The Last Civil War Checks

The American Civil War was a low point for the nation, dividing the loyalty of states, of communities, and in many cases, even of families. There are even a few cases of individual soldiers who couldn’t decide which side of the war to fight for. Take, for example, the case of Pvt. Mose Triplett. Born on February 4, 1846, he enlisted with the Confederacy — but by 1862, the then-16-year-old thought better of it. As the two sides approached Gettysburg, Private Triplett deserted and joined up with the Union, serving in North Carolina’s mounted infantry from October 1864 until the war came to an end the following spring.

That part of Triplett’s story isn’t unique. But what he did afterward is. And it’s why every month, the United States Treasury finds itself about four score minus seven dollars lighter than it would otherwise.

Why’s that? Because as of 2017, the government is still paying out Triplett’s war pension.

Triplett lived a long life after the war — he’d pass away in 1938 at the age of 92 years old — and he outlived his first wife, Mary, who died in the 1920s. The couple never had any children and given that Triplett himself was in his seventies, he seemed unlikely to have any. But in 1924, Triplett, then in his mid-80s, married a woman named Elida Hall, who according to the Wall Street Journal was “nearly 50 years his junior” and “was mentally disabled, according to people who knew her.”

Triplett and the former Ms. Hall had five children, three of whom died in their infancy. The two surviving children were Irene, born in 1930, and Everette, born in 1934. Elida passed away in 1967; Everette in 1996. That left just Irene, who according to 38 U.S.C. 1533, was entitled to her father’s war pension. Under that statute, Irene Triplett was due $73.13 every single month for the rest of her life — even though the Civil War ended more than 150 years ago.

And yes, that amount is still getting paid, as of 2017. U.S. News and World Report confirmed that with the Department of Veterans Affairs, that Triplett is still alive. The VA spokesperson also explained that they’ll make payments as long as she’s with us, stating that the “VA has an obligation to take care of our nation’s veterans no matter how long. It is an honor to serve and care for those who served our country.” That may an overstatement, though; $73.13 a month is not a lot of money, but that’s all she gets. The statue doesn’t require that the amount is adjusted for inflation.

Bonus fact: Irene’s mother wasn’t the last surviving spouse of a Civil War veteran. That distinction went to a woman named Gertrude Janeway (nee Grubb) who was born in July of 1909, nearly fifty years after the war ended.
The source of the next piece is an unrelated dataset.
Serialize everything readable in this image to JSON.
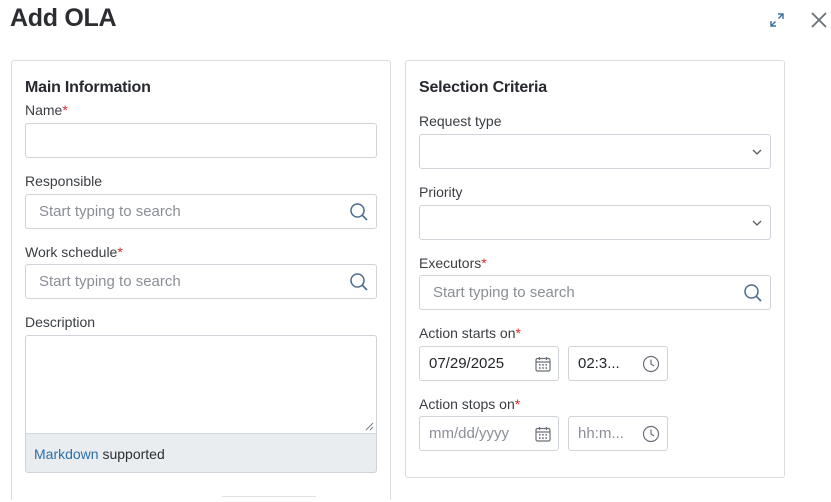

She married John Janeway, a Union cavalry officer, in 1927 — she was 18 years old, him 81. From that point on and for the rest of her days, Gertrude collected $70 check each month. She passed away in 2003 at the age of 96.

From the Archives: McLeaned Him Out: Where the Civil War coincidentally ended.